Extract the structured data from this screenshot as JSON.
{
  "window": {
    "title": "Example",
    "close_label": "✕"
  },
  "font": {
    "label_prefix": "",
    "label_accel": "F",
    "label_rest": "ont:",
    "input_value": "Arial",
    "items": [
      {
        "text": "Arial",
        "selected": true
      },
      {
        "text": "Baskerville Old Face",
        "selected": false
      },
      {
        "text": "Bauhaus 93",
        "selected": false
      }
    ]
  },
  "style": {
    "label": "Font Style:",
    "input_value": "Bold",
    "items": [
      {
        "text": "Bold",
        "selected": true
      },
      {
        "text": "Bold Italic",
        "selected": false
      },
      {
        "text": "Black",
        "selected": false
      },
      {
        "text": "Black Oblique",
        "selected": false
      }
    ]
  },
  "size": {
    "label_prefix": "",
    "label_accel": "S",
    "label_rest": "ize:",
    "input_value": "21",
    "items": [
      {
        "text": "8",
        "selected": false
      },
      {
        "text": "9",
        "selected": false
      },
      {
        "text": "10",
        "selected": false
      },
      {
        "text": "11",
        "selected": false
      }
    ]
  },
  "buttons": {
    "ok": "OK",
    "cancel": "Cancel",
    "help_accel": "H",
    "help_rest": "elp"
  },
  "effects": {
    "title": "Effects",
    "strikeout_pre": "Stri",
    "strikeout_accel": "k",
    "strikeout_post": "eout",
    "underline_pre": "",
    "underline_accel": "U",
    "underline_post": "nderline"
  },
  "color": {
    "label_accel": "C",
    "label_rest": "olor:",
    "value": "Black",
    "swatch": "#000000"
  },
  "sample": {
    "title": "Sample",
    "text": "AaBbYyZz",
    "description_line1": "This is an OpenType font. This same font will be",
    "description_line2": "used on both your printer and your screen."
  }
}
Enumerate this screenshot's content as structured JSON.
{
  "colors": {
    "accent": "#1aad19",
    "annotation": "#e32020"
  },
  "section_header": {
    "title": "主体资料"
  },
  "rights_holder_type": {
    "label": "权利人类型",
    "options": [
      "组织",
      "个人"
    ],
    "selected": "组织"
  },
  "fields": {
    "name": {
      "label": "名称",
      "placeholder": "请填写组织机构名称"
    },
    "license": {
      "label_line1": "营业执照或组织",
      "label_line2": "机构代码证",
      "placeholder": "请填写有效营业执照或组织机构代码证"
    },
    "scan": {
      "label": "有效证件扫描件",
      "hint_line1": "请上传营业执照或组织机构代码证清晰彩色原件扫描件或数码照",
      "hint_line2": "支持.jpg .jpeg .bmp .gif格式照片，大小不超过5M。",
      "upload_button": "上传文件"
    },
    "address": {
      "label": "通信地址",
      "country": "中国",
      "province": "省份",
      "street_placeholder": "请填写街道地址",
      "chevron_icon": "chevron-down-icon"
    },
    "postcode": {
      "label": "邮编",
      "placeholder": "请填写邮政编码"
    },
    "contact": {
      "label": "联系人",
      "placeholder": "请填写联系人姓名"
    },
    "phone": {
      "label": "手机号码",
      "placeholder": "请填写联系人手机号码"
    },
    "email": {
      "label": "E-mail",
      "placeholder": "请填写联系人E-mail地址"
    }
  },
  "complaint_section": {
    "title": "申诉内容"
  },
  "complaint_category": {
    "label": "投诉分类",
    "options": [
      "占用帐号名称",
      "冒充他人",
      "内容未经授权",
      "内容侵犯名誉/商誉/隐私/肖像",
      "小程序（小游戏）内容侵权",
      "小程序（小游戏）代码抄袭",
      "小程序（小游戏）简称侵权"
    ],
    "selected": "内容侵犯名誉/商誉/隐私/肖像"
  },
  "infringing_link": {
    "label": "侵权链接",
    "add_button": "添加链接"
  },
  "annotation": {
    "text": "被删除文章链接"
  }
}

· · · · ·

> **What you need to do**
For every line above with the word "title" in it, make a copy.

> **Response to the exercise**
    "title": "Example",
    "title": "Effects",
    "title": "Sample",
    "title": "主体资料"
    "title": "申诉内容"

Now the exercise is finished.